3 Fatal Errors to make when you want to get someone's attention

I'd say that I enjoy a certain amount of attention from fans and I do get a fair number of private messages from people whom I totally do not know.
I'm sure that even if you don't private message me, you might private message someone else, and you'd want a reply from that person.
I have to admit that I myself have sent out some fan-ish messages to people I admire. And guess what, my success rate is GREAT! =x
So, as someone who receives messages and also sends messages, let me impart some advice on how to increase your success rate of getting a reply.

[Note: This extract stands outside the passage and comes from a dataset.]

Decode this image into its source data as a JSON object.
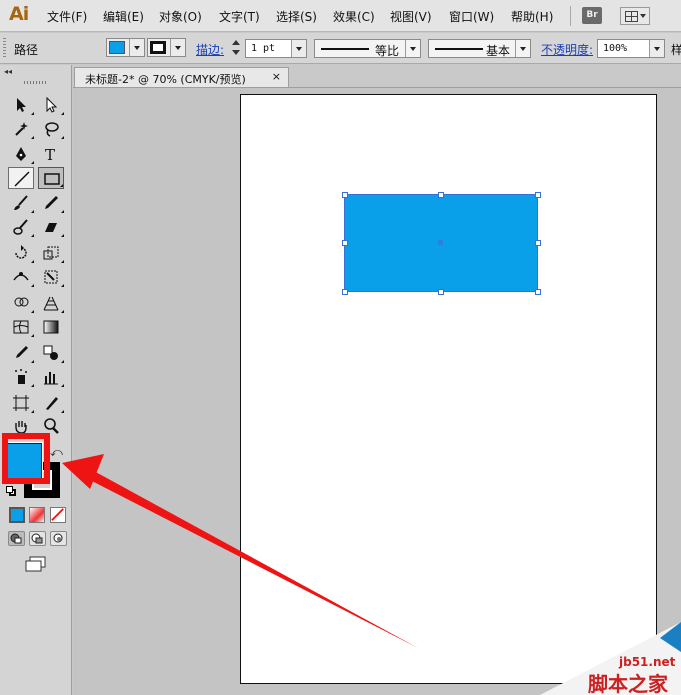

If there is one message that you should take home from this... it is that :
Golden rule #1 Being on someone's friend list, buddy list or fan page does not mean that the person automatically knows you. So approach him or her as though you were approaching a stranger. Knowing about that person's life and thoughts does not mean the person knows you too.

So, keeping that rule in mind, here are the 3 worst things that you can do to start your first message.

1. HI! Can I ask you a question please?
I mean... ok... this is more or less a rhetorical question. It is unlikely that I, or anyone would refuse an audience to someone who wants to ask a question. Especially when I have no idea what you will be asked.
This is annoying though, because that in itself, is ALREADY a question, and I would have to spend one message replying "yeah sure, go ahead" when I could have spent it actually REPLYING the question.

While we are talking about questions....

2. Asking me something which I've repeatedly replied to in public, or which can easily be googled.
I'm helpful... but if this kind of question catches me in a bad mood, you're likely to get a snappy reply. Luckily for many people, I normally reserve my best of moods to read private messages and fan mail.
Golden rule #2 : asking someone something, anything, should be a last resort. Try asking google first... or doing some background research on your own before asking someone. Or thinking. Thinking is actually a very useful skill to have.

3. This last WORST thing you can do leads me back to Golden rule #1. And that is being rude.
Just remember that the person you are messaging probably, and by probably I mean 99%, doesn't know who you are, and you're just as unlikely to really know the person too, as much as you might think you do. So please do not assume to know that person, and please don't expect a reply (a nice one at least) if you overstep your boundaries.
I get random messages asking me to perform various sexual favours, or on the milder side, messages containing false assumptions which have been made about me.
Just because it's online, and you're safe from a slap on the face, doesn't mean its ok!
**

That said, HOW do you get a reply, and even better, put a smile on that person's face?
Here are some quick tips

1. Give them something nice.
For example, if someone makes me a nice banner pic which I can use on my profile, or twitch (nono... I'm not hinting for a pile of banner pics... I'm quite happy with mine) I'd be very pleased, and would most likely repost it for everyone to see and appreciate.

2. Don't ask for anything. Not in the first message, anyway.
Some of the posts that I've immediately closed and moved on from involve people asking me to do something elaborate or time consuming. I normally will repost interesting info if people ask me to, and if I find it interesting, cos it's easy and quick to do. But if someone asks me to say... trade DotA2 items, I'm going to walk away from that because firstly, I don't really bother too much about my items and secondly, it would take too much effort.
Similarly, if someone asks me for a fansign, it is unlikely that I'm going to spend at least 45minutes designing the fan sign, putting on make up, taking pictures etc.  (so, if you want a fan sign you've gotta work for it, probably when I run one of my promos... if ever.)

3. Say something nice, but don't pile on the flattery.
Telling someone how much you admire them for a good quality they possess is normally irresistable. And  by GOOD QUALITY, I don't mean oh you look so cute in your picture. I mean something deeper and more meaningful than exterior appearances.
I once told a photographer how I admired her passion for photography and how it moved me to learn about the odds she had to overcome to get to where she was. If I, instead had told her, "Oh this pic you took is so awesome!" I'm pretty sure it would just have been swept away and ignored.
It's normally evident when someone is sincere, as opposed to just being blinded by fandom.

*
SO. I hope this helps.
AND, if you try this on me, I will kill you.

2 comments:

Anonymous said...

TL;DR; Give me things and flatter me

Anonymous said...

^